A newly invigorated national conversation around the future of RE is underway in the UK, which reveals a lack of clarity about how and where learning about religion and belief should take place, what it should consist of, and what it is for.
The Religious Literacy Programme at Goldsmiths, University of London, has argued that clarity about the teaching of religion and belief is highly pressing because billions of people around the world are religious, despite the assumptions of secularity, globalization and migration put us all in to daily encounter with the full plurality of religion and belief in our personal and professional lives, yet many European societies have largely lost the ability to talk well about religion and belief (see for example Dinham 2012).
This is also important because, at the same time, the religion and belief landscape has changed significantly, both in terms of demographics and what and how people believe. For example, recent research reveals that whilst formal, dogmatic forms of religion may be in decline, more fluid, informal forms are thriving (See Woodhead. L & Catto, R 2012) and data suggests the real, lived, religious landscape has changed dramatically over the last few decades and continues to do so, precisely while the capacity to talk well about it has declined most. The current school RE settlement encapsulates and reflects this dilemma, having been reached at the beginning of the period in which religious literacy has declined.
Schools can play a crucial role in shaping how young citizens engage with this lived diversity, in their own communities, future workplaces and wider contexts.
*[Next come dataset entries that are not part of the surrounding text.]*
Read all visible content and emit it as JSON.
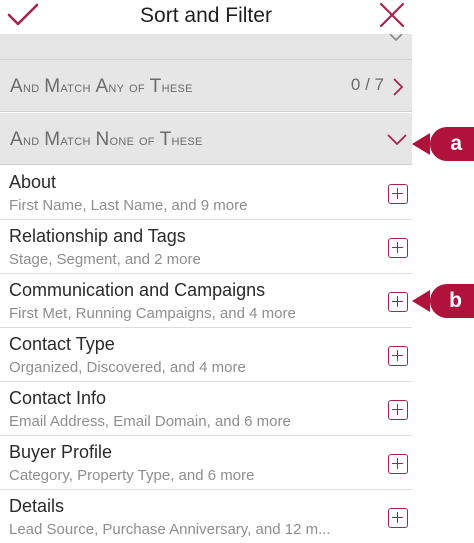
{
  "header": {
    "title": "Sort and Filter",
    "confirm_icon": "checkmark-icon",
    "close_icon": "close-icon"
  },
  "sections": [
    {
      "label_first": "A",
      "label_rest": "nd ",
      "label_m": "M",
      "label_m_rest": "atch ",
      "label_a": "A",
      "label_a_rest": "ny of ",
      "label_t": "T",
      "label_t_rest": "hese",
      "count": "0 / 7",
      "state": "collapsed"
    },
    {
      "label_first": "A",
      "label_rest": "nd ",
      "label_m": "M",
      "label_m_rest": "atch ",
      "label_a": "N",
      "label_a_rest": "one of ",
      "label_t": "T",
      "label_t_rest": "hese",
      "count": "",
      "state": "expanded"
    }
  ],
  "items": [
    {
      "name": "About",
      "sub": "First Name, Last Name, and 9 more"
    },
    {
      "name": "Relationship and Tags",
      "sub": "Stage, Segment, and 2 more"
    },
    {
      "name": "Communication and Campaigns",
      "sub": "First Met, Running Campaigns, and 4 more"
    },
    {
      "name": "Contact Type",
      "sub": "Organized, Discovered, and 4 more"
    },
    {
      "name": "Contact Info",
      "sub": "Email Address, Email Domain, and 6 more"
    },
    {
      "name": "Buyer Profile",
      "sub": "Category, Property Type, and 6 more"
    },
    {
      "name": "Details",
      "sub": "Lead Source, Purchase Anniversary, and 12 m..."
    }
  ],
  "callouts": {
    "a": "a",
    "b": "b"
  },
  "colors": {
    "accent": "#a7234f",
    "callout": "#b0123c",
    "section_bg": "#e6e6e6"
  }
}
They also represent a key level of intervention in addressing religious illiteracy in public life more widely.
Objectives and methods
The project’s primary objective is to critically engage with the on-going debate around the future of RE by providing a new evidence base informing a cycle of discursive engagement with protagonists in the field.
It aims to explore:
a) What pupils, teachers and parents think children need to know and learn about religion and belief and what that learning is for
b) What themes and issues around religion and belief emerge as of interest to pupils, teachers and parents
c) What knowledge and skills employers think school leavers need in order to be religiously literate employer/ees
d) The extent to which these perspectives reflect the current religion and belief landscape and are reflected in current educational policy
The project will examine these issues in the following stages:
1) Documentary analysis of current educational policy and of research data on the contemporary religion and belief landscape.
2) Field research in 20 secondary schools in England
3) Reflective analysis: A network of "influencers" will be invited to a new forum to explore and crystalise the challenges and opportunities around making RE 'real'.